It’s no secret to anyone that gamers love to collect things. Boxes, manuals, strategy guides, plush toys, high end figurines, shirts, glasses, posters, you name it and gamers collect it. Companies like Think Geek solely rely on this habit of ours. But whenever you see these items becoming hot, you instantly see an over saturation of it. Once Funko Pop figures became a hit, we saw a million knock offs of it. When Loot Crate started to see success, we saw a bunch of nerd related subscription boxes hit the market. When random, gacha style bags with a mini figure inside started getting popular, every Gamestop on the planet became littered with them. This over saturation always seems to make an originally fun product seem intrusive, and this always seems to happen overnight. And unfortunately, this is now happening to video game records.
What once seemed as a simple item for those who were both a fan of video games and a record enthusiast to enjoy has quickly become the new limited edition artbook. Almost every indie game seems to announced a vinyl soundtrack release to help boost sales, and I see a new vinyl release getting advertised on facebook almost every time I log on. What’s worse is that a lot of the time we see large groups of people arguing for a physical release of the game in question, only to be denied that, yet a vinyl edition of the soundtrack shows up.

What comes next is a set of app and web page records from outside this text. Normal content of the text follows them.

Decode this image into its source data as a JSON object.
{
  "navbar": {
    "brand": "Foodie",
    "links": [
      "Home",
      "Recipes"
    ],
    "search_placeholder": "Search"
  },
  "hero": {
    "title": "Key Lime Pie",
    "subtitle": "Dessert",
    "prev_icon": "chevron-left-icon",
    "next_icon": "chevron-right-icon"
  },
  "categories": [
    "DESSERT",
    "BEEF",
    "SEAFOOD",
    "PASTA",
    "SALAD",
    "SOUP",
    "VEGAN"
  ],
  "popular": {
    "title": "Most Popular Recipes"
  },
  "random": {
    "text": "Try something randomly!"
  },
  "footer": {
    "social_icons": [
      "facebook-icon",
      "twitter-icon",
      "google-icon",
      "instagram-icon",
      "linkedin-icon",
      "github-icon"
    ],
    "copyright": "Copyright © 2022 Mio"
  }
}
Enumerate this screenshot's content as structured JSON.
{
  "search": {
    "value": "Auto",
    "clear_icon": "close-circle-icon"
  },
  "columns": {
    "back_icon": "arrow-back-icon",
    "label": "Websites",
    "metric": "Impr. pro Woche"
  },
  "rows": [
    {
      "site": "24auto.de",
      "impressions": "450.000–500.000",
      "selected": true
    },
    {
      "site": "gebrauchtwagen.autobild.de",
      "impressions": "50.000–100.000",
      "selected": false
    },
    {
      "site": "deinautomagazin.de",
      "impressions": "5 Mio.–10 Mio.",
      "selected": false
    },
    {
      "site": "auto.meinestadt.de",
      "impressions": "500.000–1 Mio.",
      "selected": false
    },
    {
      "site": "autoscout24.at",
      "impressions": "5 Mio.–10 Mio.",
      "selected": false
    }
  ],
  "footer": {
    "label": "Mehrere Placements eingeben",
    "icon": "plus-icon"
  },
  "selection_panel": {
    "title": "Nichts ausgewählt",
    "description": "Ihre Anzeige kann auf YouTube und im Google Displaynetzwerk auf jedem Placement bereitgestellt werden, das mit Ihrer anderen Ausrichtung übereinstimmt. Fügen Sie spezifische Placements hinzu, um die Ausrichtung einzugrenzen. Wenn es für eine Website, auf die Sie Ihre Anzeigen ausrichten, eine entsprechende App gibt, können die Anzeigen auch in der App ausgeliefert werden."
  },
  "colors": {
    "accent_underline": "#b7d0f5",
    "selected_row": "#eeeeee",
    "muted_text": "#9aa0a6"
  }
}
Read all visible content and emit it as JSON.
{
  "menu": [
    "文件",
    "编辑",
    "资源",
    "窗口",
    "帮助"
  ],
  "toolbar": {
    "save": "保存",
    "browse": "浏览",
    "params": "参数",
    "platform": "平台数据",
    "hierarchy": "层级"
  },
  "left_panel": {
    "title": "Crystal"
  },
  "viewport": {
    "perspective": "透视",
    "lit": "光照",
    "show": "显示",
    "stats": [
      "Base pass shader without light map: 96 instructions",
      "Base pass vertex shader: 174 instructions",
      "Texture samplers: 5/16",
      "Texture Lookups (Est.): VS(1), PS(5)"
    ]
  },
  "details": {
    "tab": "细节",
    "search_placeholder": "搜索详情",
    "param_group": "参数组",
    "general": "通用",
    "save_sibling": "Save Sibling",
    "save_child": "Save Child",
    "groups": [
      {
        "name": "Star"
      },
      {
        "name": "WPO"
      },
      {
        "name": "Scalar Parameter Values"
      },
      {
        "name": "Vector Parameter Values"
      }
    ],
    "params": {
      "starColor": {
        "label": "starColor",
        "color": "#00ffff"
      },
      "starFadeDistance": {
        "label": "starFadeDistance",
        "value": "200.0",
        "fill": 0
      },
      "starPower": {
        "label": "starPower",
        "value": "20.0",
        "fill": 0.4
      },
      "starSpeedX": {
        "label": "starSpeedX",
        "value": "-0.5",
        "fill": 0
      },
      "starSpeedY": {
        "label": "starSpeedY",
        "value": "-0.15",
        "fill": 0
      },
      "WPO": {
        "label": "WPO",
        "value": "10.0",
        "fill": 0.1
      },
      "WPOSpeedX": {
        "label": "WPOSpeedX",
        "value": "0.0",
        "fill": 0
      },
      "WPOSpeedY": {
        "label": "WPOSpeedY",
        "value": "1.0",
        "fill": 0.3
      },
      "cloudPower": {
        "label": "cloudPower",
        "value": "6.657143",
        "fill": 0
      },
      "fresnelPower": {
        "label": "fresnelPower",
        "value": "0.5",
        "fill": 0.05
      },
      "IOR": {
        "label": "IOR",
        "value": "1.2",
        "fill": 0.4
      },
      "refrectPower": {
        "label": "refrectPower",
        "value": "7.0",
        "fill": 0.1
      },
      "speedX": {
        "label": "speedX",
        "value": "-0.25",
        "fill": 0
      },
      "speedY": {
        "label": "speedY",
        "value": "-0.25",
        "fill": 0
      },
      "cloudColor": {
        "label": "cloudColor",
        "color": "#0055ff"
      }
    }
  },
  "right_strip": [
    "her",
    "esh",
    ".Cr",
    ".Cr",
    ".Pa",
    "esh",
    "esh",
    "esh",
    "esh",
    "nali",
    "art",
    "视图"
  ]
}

Sonic Mania is especially guilty of this. Here was a highly anticipated game that was part of an intentionally household known series that did not get a physical retail copy despite getting a collector’s edition statue AND a release on vinyl. This was not only a slap in the face to the fans, it also destroyed the excuse that fear of low sales prevent a physical release. There is simply no way that a game disc(or cart) costs more than a plastic statue that comes with a gold ring, or a multi-disc vinyl pressing.
We are currently in a spot where people are still amazed by the release of popular soundtracks on vinyl, amazed enough to overlook facts like Sonic Mania and Cuphead lacking physical release, but what will happen once every game gets the vinyl release? Will unsold, unwanted records take the spot of the dusty funko figures of that one character nobody liked from the obscure tv show that few people watched? Or will they litter bargain bins and trash cans like the millions of Prima guides that people seem to ignore as they print into eternal nothingness? Only time will tell, but this over saturation of the collector’s market is definitely happening in too high of a volume at way to fast of a pace. Unfortunately I can only see an impending crash occurring that will cause a few independent printing housed to close down. And as a vinyl fan, that idea hurts me deeply.